Charitable Giving for the (Typically) Uncharitable
WHY YOU SHOULD CARE
Because giving unwisely may be as bad as not giving at all.
- Wanting the greatest amount of the cash you give to go to whom you’re giving it to can now be done through apps.
- And you can give more than cash.
It’s easy to be cynical. Heck, some would say it’s only logical, given how often “philanthropies” are caught plundering donor dollars. The news cycle is rife with tales of misdeeds, from diverting funds to hosting decadent dinners.
The global pandemic hasn’t ended that. Many so-called do-gooders receiving government funds have been exposed as do-nothings when it comes to delivering on promises like, say, the delivery of thousands of ventilators to first responders in New York. In Israel, one prominent rabbi’s charity is soliciting $3,000 donations with the promise that donors’ family members will be protected from contracting COVID-19.
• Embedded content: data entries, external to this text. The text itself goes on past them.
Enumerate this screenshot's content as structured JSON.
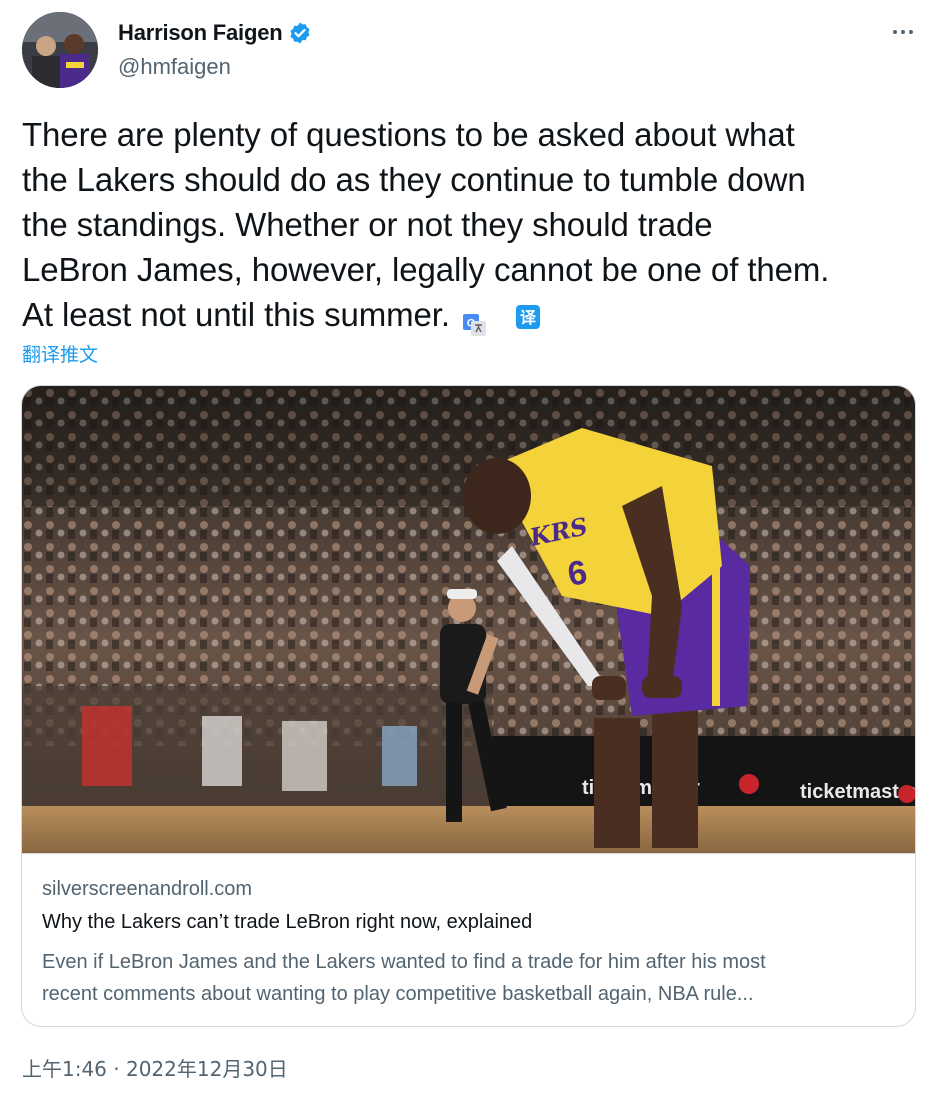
{
  "author": {
    "display_name": "Harrison Faigen",
    "handle": "@hmfaigen",
    "verified_icon": "verified-badge-icon",
    "more_icon": "more-options-icon"
  },
  "tweet": {
    "lines": [
      "There are plenty of questions to be asked about what",
      "the Lakers should do as they continue to tumble down",
      "the standings. Whether or not they should trade",
      "LeBron James, however, legally cannot be one of them.",
      "At least not until this summer."
    ],
    "translate_badge": "译",
    "translate_link": "翻译推文"
  },
  "card": {
    "jersey_text": "KRS",
    "jersey_number": "6",
    "courtside_ad": "ticketmaster",
    "domain": "silverscreenandroll.com",
    "title": "Why the Lakers can’t trade LeBron right now, explained",
    "description_lines": [
      "Even if LeBron James and the Lakers wanted to find a trade for him after his most",
      "recent comments about wanting to play competitive basketball again, NBA rule..."
    ]
  },
  "timestamp": "上午1:46 · 2022年12月30日",
  "colors": {
    "accent": "#1d9bf0",
    "text_primary": "#0f1419",
    "text_secondary": "#536471",
    "border": "#cfd9de",
    "lakers_gold": "#f3d23a",
    "lakers_purple": "#5a2ba0"
  }
}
But the pandemic has also provided new avenues for the typically uncharitable to exercise their giving muscles, maybe for the first time ever. While major institutions have broken the trust, interest has increased in supporting local charities and nonprofits with a better track record of spending their money wisely rather than on CEO salaries. Plus, platforms have emerged that encourage more equitable forms of charitable giving, the type that can encourage even the most skeptical to put pen to check.
Here are a few ways that the doubting Thomases among us can feel more comfortable giving back.
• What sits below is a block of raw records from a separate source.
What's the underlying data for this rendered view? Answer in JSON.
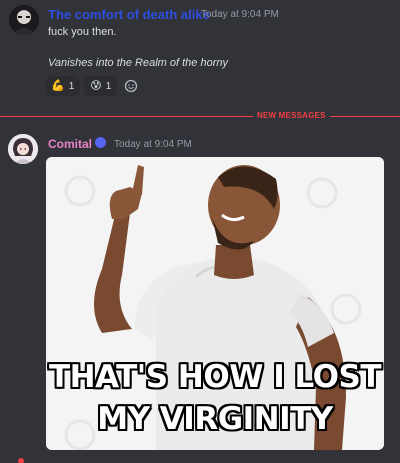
{
  "message1": {
    "username": "The comfort of death alike",
    "timestamp": "Today at 9:04 PM",
    "line1": "fuck you then.",
    "line2": "Vanishes into the Realm of the horny",
    "reactions": [
      {
        "emoji": "💪",
        "count": "1"
      },
      {
        "emoji": "😰",
        "count": "1"
      }
    ],
    "add_reaction_icon": "add-reaction-icon"
  },
  "divider": {
    "label": "NEW MESSAGES",
    "color": "#f23f43"
  },
  "message2": {
    "username": "Comital",
    "timestamp": "Today at 9:04 PM",
    "meme": {
      "caption_line1": "THAT'S HOW I LOST",
      "caption_line2": "MY VIRGINITY"
    }
  },
  "colors": {
    "background": "#313338",
    "username1": "#2e4fe0",
    "username2": "#e882c8",
    "timestamp": "#949ba4"
  }
}
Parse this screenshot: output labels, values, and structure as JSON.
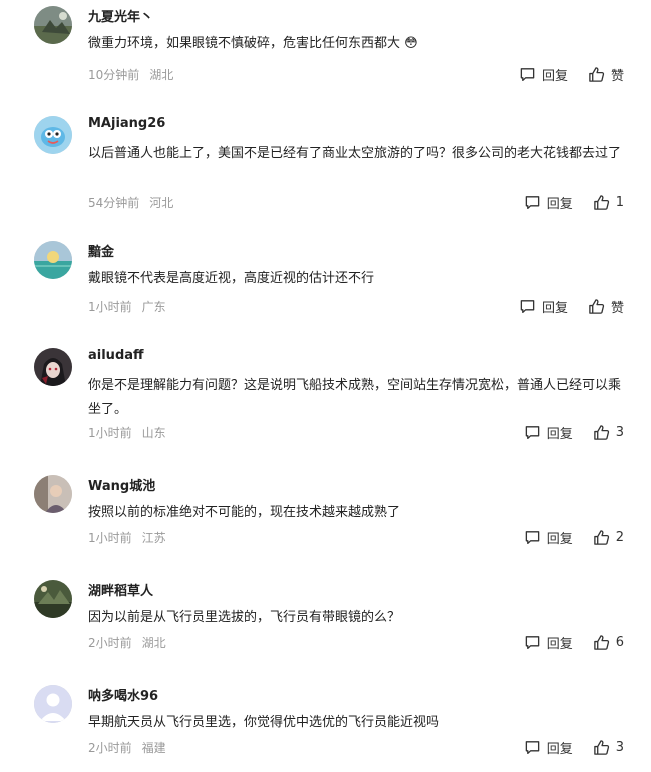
{
  "actions": {
    "reply_label": "回复"
  },
  "comments": [
    {
      "name": "九夏光年丶",
      "text": "微重力环境，如果眼镜不慎破碎，危害比任何东西都大 😳",
      "time": "10分钟前",
      "location": "湖北",
      "likes": "赞",
      "avatar_icon": "avatar-landscape-icon"
    },
    {
      "name": "MAjiang26",
      "text": "以后普通人也能上了，美国不是已经有了商业太空旅游的了吗？很多公司的老大花钱都去过了",
      "time": "54分钟前",
      "location": "河北",
      "likes": "1",
      "avatar_icon": "avatar-cartoon-fish-icon"
    },
    {
      "name": "黯金",
      "text": "戴眼镜不代表是高度近视，高度近视的估计还不行",
      "time": "1小时前",
      "location": "广东",
      "likes": "赞",
      "avatar_icon": "avatar-sunset-sea-icon"
    },
    {
      "name": "ailudaff",
      "text": "你是不是理解能力有问题？这是说明飞船技术成熟，空间站生存情况宽松，普通人已经可以乘坐了。",
      "time": "1小时前",
      "location": "山东",
      "likes": "3",
      "avatar_icon": "avatar-anime-character-icon"
    },
    {
      "name": "Wang城池",
      "text": "按照以前的标准绝对不可能的，现在技术越来越成熟了",
      "time": "1小时前",
      "location": "江苏",
      "likes": "2",
      "avatar_icon": "avatar-photo-icon"
    },
    {
      "name": "湖畔稻草人",
      "text": "因为以前是从飞行员里选拔的，飞行员有带眼镜的么？",
      "time": "2小时前",
      "location": "湖北",
      "likes": "6",
      "avatar_icon": "avatar-landscape-icon"
    },
    {
      "name": "呐多喝水96",
      "text": "早期航天员从飞行员里选，你觉得优中选优的飞行员能近视吗",
      "time": "2小时前",
      "location": "福建",
      "likes": "3",
      "avatar_icon": "avatar-default-user-icon"
    }
  ]
}
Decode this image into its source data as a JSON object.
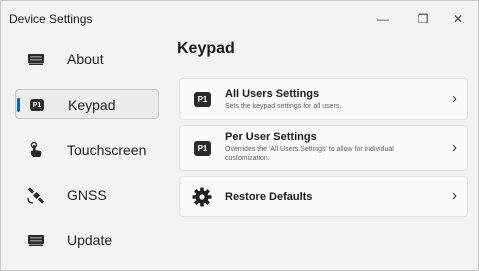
{
  "window": {
    "title": "Device Settings",
    "controls": {
      "minimize": "—",
      "maximize": "❐",
      "close": "✕"
    }
  },
  "sidebar": {
    "items": [
      {
        "label": "About",
        "icon": "keyboard-icon",
        "selected": false
      },
      {
        "label": "Keypad",
        "icon": "p1-key-icon",
        "selected": true
      },
      {
        "label": "Touchscreen",
        "icon": "touch-hand-icon",
        "selected": false
      },
      {
        "label": "GNSS",
        "icon": "satellite-icon",
        "selected": false
      },
      {
        "label": "Update",
        "icon": "keyboard-icon",
        "selected": false
      }
    ]
  },
  "main": {
    "title": "Keypad",
    "cards": [
      {
        "icon": "p1-key-icon",
        "icon_text": "P1",
        "title": "All Users Settings",
        "description": "Sets the keypad settings for all users."
      },
      {
        "icon": "p1-key-icon",
        "icon_text": "P1",
        "title": "Per User Settings",
        "description": "Overrides the 'All Users Settings' to allow for individual customization."
      },
      {
        "icon": "gear-icon",
        "title": "Restore Defaults",
        "description": ""
      }
    ],
    "chevron": "›"
  },
  "colors": {
    "accent": "#0a63c9",
    "background": "#f3f3f3",
    "card": "#fbfbfb"
  }
}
Most of us are sick of seeing the GoFundMes on our Facebook feeds. Not only does the service offer no accountability for projects that end up being scams, it also skims 3 percent off the project’s total fundraising to fill its coffers. It operates with a cash-is-king philosophy that doesn’t acknowledge other ways people can give back. That’s not the case with Supportful, a crowdfunding platform that allows us penny pinchers out there to donate other useful things — supplies, meals or our precious time — to our neighbors.
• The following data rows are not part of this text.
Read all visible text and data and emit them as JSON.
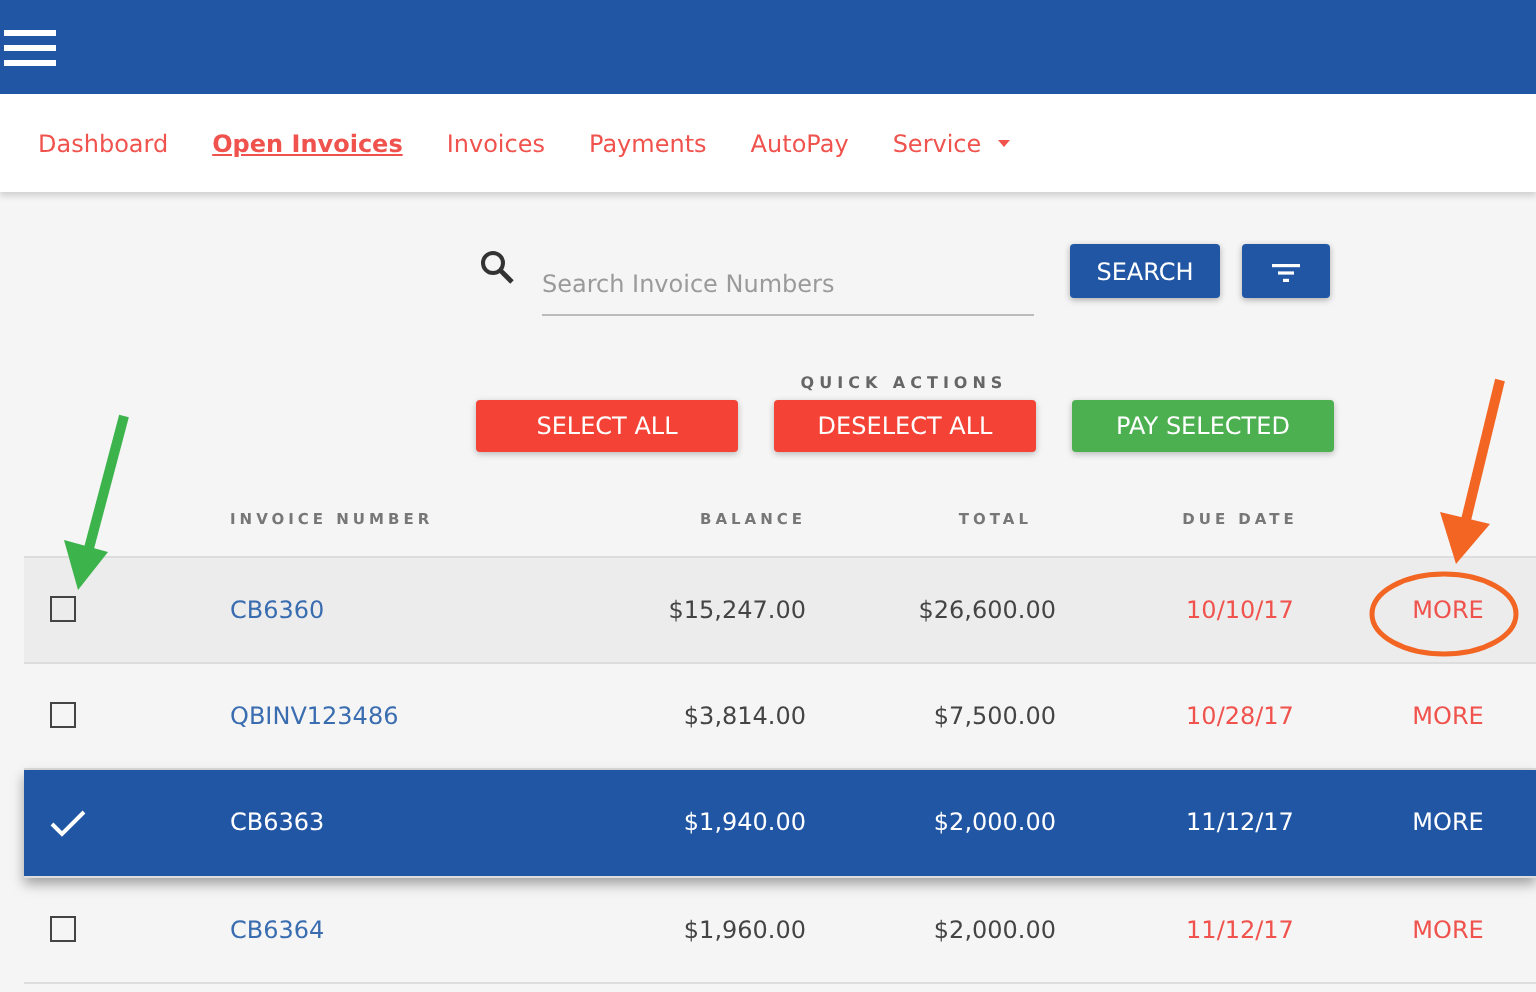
{
  "nav": [
    {
      "label": "Dashboard",
      "selected": false,
      "dropdown": false
    },
    {
      "label": "Open Invoices",
      "selected": true,
      "dropdown": false
    },
    {
      "label": "Invoices",
      "selected": false,
      "dropdown": false
    },
    {
      "label": "Payments",
      "selected": false,
      "dropdown": false
    },
    {
      "label": "AutoPay",
      "selected": false,
      "dropdown": false
    },
    {
      "label": "Service",
      "selected": false,
      "dropdown": true
    }
  ],
  "search": {
    "placeholder": "Search Invoice Numbers",
    "button": "SEARCH"
  },
  "quick_actions": {
    "label": "QUICK ACTIONS",
    "buttons": [
      {
        "label": "SELECT ALL",
        "kind": "danger"
      },
      {
        "label": "DESELECT ALL",
        "kind": "danger"
      },
      {
        "label": "PAY SELECTED",
        "kind": "success"
      }
    ]
  },
  "table": {
    "columns": [
      "INVOICE NUMBER",
      "BALANCE",
      "TOTAL",
      "DUE DATE"
    ],
    "rows": [
      {
        "invoice": "CB6360",
        "balance": "$15,247.00",
        "total": "$26,600.00",
        "due_date": "10/10/17",
        "action": "MORE",
        "selected": false,
        "highlighted": true
      },
      {
        "invoice": "QBINV123486",
        "balance": "$3,814.00",
        "total": "$7,500.00",
        "due_date": "10/28/17",
        "action": "MORE",
        "selected": false,
        "highlighted": false
      },
      {
        "invoice": "CB6363",
        "balance": "$1,940.00",
        "total": "$2,000.00",
        "due_date": "11/12/17",
        "action": "MORE",
        "selected": true,
        "highlighted": false
      },
      {
        "invoice": "CB6364",
        "balance": "$1,960.00",
        "total": "$2,000.00",
        "due_date": "11/12/17",
        "action": "MORE",
        "selected": false,
        "highlighted": false
      }
    ]
  },
  "annotations": [
    {
      "kind": "arrow",
      "color": "#3cb44b"
    },
    {
      "kind": "arrow-circle",
      "color": "#f26522"
    }
  ]
}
“People can’t be pigeonholed to just one thing,” says Nicholas Emerson Mazzone, founder and CEO of Supportful. “In different parts of the country, the ways people show they care is very different. Some people show they care with calories — making a meal — and just sending money can seem very thoughtless.”
The platform provides personal support and coaching over phone and email, while also sending any money raised directly to the beneficiary within one business day. One Utah teenager used Supportful to purchase supplies, and a school bus to deliver those supplies to a village in Mexico, while a homeless couple in Oakland received enough donations to buy a van to live in. In recent months, Supportful has been used to ship groceries to those in need, create care packages and tip jars for local bar workers and schedule digital entertainment for isolated older folks, among other things.
All right, so the app doesn’t have the greatest reputation among communities of color, given the way some “neighbors” essentially use it as a forum for racial profiling. But when looking for a way to give locally, it doesn’t get much easier than plugging into Nextdoor and selecting from among the requests for help, from the mother of three who just lost her service industry job and needs assistance with groceries this month to the guy two doors down from you who pulled his back and could really use a foam roller if anybody has one to spare.
Checking the app can be an easy way to keep tabs on mom and pop shops in your area and ways to help keep them afloat, such as placing online orders at the fabrics store or attending virtual reading events hosted by the local bookstore. Nextdoor also lets volunteers create groups for coordination, and it recently introduced Help Maps, a feature that allows users to create an interactive map of their neighborhood so that they can mark themselves as a source of support for neighbors who need it, “whether you are able to drop off groceries for those that are homebound or hop on the phone to check in on elderly and at-risk neighbors,” says Shannon Toliver, communications coordinator for Nextdoor.
Designed by Digital Europe blockchain experts, this web app allows users to create a unique link that allows them to donate and then spread the message through a hashtag campaign. While that may sound dull, what makes it unusual is that users can then track the spread of their giving through a blockchain ledger, essentially letting them know exactly how much of an impact their actions have in raising funds to fight coronavirus. Not only can you take credit for your contribution but you can also see all subsequent donations that branched out of your decision to give. In a time when people are doing everything they can to avoid spreading the virus, it’s comforting to know that giving can be contagious too.